Document Type : Original Article


National Central University, Taiwan


How do English as a lingua franca (ELF) speakers achieve multimodal cohesion on the basis of their specific interests and cultural backgrounds? From a dialogic and collaborative view of communication, this study focuses on how verbal and nonverbal modes cohere together during intercultural conversations. The data include approximately 160-minute transcribed video recordings of ELF interactions with 4 groups of university students who engaged in the following two classroom tasks: responding to a film excerpt and a music video. The results showed that individual participants engaged in the processes of initiation and response to support or challenge one another using a range of communication strategies. The results further indicated that during the discursive activities, the small groups achieved multimodal cohesion by deploying specific embodied resources in four types of participation structure: (1) interlock, (2) unison, (3) plurality and (4) dominance.

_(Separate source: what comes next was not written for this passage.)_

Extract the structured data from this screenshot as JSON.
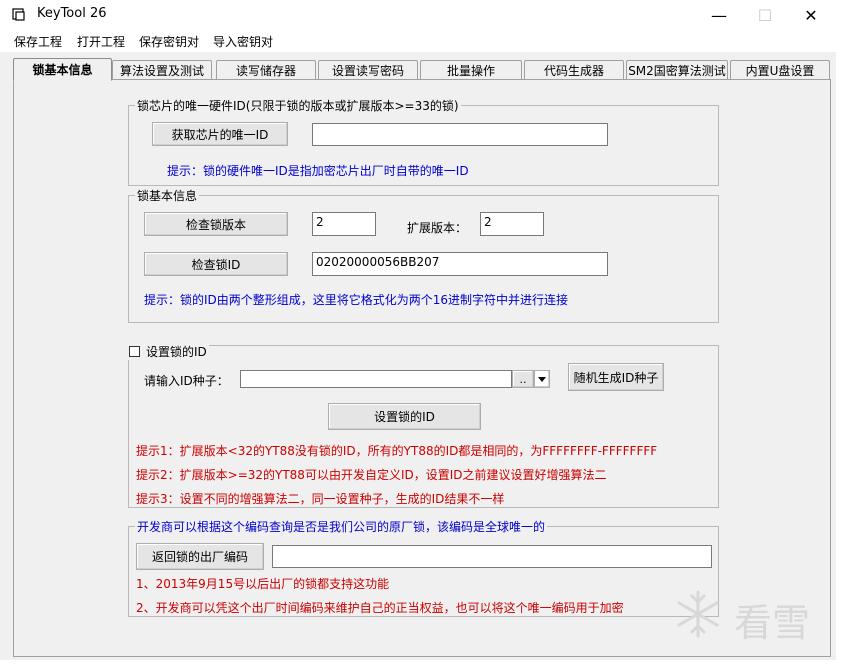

Future research may broaden our understanding of the embodied interaction that is involved in intercultural conversation.